━━ THE DATA ━━
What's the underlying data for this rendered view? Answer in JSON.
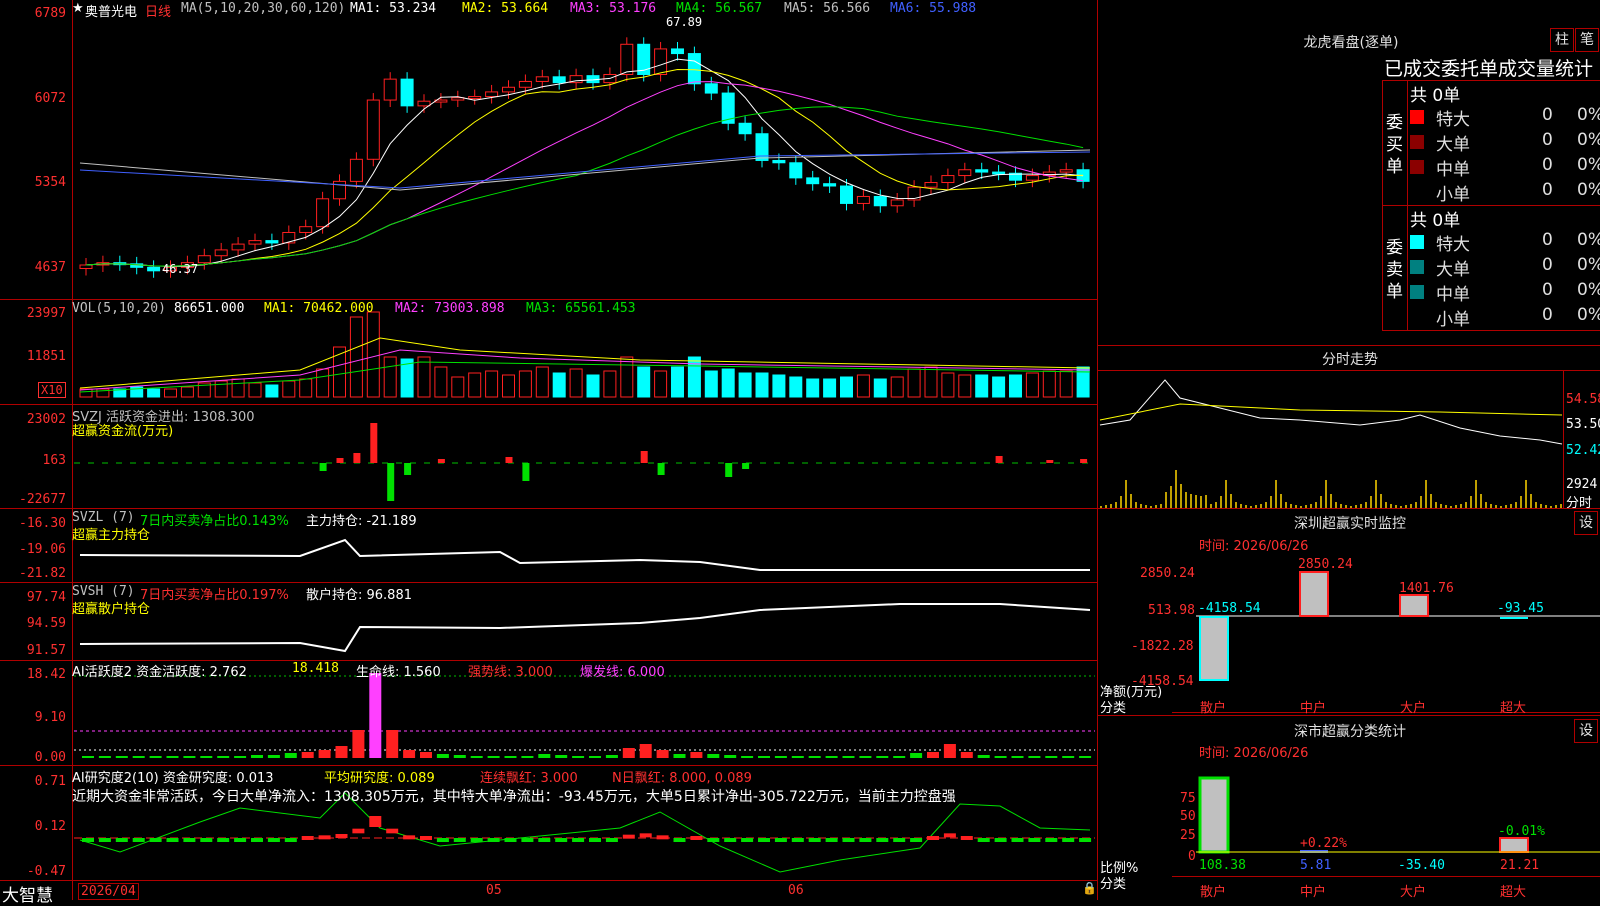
{
  "stock": {
    "name": "奥普光电",
    "period": "日线",
    "ma_label": "MA(5,10,20,30,60,120)",
    "ma1": "MA1: 53.234",
    "ma2": "MA2: 53.664",
    "ma3": "MA3: 53.176",
    "ma4": "MA4: 56.567",
    "ma5": "MA5: 56.566",
    "ma6": "MA6: 55.988",
    "high_mark": "67.89",
    "low_mark": "46.37",
    "y_labels": [
      "6789",
      "6072",
      "5354",
      "4637"
    ]
  },
  "vol": {
    "label": "VOL(5,10,20)",
    "value": "86651.000",
    "ma1": "MA1: 70462.000",
    "ma2": "MA2: 73003.898",
    "ma3": "MA3: 65561.453",
    "y_labels": [
      "23997",
      "11851"
    ],
    "unit": "X10"
  },
  "svzj": {
    "label": "SVZJ  活跃资金进出: 1308.300",
    "subtitle": "超赢资金流(万元)",
    "y_labels": [
      "23002",
      "163",
      "-22677"
    ]
  },
  "svzl": {
    "label": "SVZL (7)",
    "pct": "7日内买卖净占比0.143%",
    "hold": "主力持仓: -21.189",
    "subtitle": "超赢主力持仓",
    "y_labels": [
      "-16.30",
      "-19.06",
      "-21.82"
    ]
  },
  "svsh": {
    "label": "SVSH (7)",
    "pct": "7日内买卖净占比0.197%",
    "hold": "散户持仓: 96.881",
    "subtitle": "超赢散户持仓",
    "y_labels": [
      "97.74",
      "94.59",
      "91.57"
    ]
  },
  "ai_active": {
    "label": "AI活跃度2 资金活跃度: 2.762",
    "v2": "18.418",
    "life": "生命线: 1.560",
    "strong": "强势线: 3.000",
    "burst": "爆发线: 6.000",
    "y_labels": [
      "18.42",
      "9.10",
      "0.00"
    ]
  },
  "ai_research": {
    "label": "AI研究度2(10) 资金研究度: 0.013",
    "avg": "平均研究度: 0.089",
    "cont": "连续飘红: 3.000",
    "n": "N日飘红: 8.000, 0.089",
    "comment": "近期大资金非常活跃，今日大单净流入：1308.305万元，其中特大单净流出：-93.45万元，大单5日累计净出-305.722万元，当前主力控盘强",
    "y_labels": [
      "0.71",
      "0.12",
      "-0.47"
    ]
  },
  "dates": [
    "2026/04",
    "05",
    "06"
  ],
  "brand": "大智慧",
  "right": {
    "dragon_title": "龙虎看盘(逐单)",
    "btn_zhu": "柱",
    "btn_bi": "笔",
    "stat_header": "已成交委托单成交量统计",
    "buy_total": "共 0单",
    "sell_total": "共 0单",
    "buy_label": "委买单",
    "sell_label": "委卖单",
    "rows": [
      {
        "name": "特大",
        "val": "0",
        "pct": "0%"
      },
      {
        "name": "大单",
        "val": "0",
        "pct": "0%"
      },
      {
        "name": "中单",
        "val": "0",
        "pct": "0%"
      },
      {
        "name": "小单",
        "val": "0",
        "pct": "0%"
      }
    ],
    "minute_title": "分时走势",
    "minute_prices": [
      "54.58",
      "53.50",
      "52.42"
    ],
    "minute_vol": "2924",
    "minute_unit": "分时",
    "sz_title": "深圳超赢实时监控",
    "sz_date": "时间: 2026/06/26",
    "sz_y": [
      "2850.24",
      "513.98",
      "-1822.28",
      "-4158.54"
    ],
    "sz_vals": [
      "-4158.54",
      "2850.24",
      "1401.76",
      "-93.45"
    ],
    "sz_unit": "净额(万元)",
    "cats": [
      "散户",
      "中户",
      "大户",
      "超大"
    ],
    "cls_label": "分类",
    "cls_title": "深市超赢分类统计",
    "cls_date": "时间: 2026/06/26",
    "cls_y": [
      "75",
      "50",
      "25",
      "0"
    ],
    "cls_bars": [
      "108.38",
      "5.81",
      "-35.40",
      "21.21"
    ],
    "cls_tops": [
      "+0.22%",
      "-0.01%"
    ],
    "ratio_label": "比例%",
    "set": "设"
  },
  "colors": {
    "up": "#ff2020",
    "down": "#00ffff",
    "grid": "#b00000"
  }
}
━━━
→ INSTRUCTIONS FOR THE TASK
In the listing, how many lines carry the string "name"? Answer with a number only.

→ REPLY
5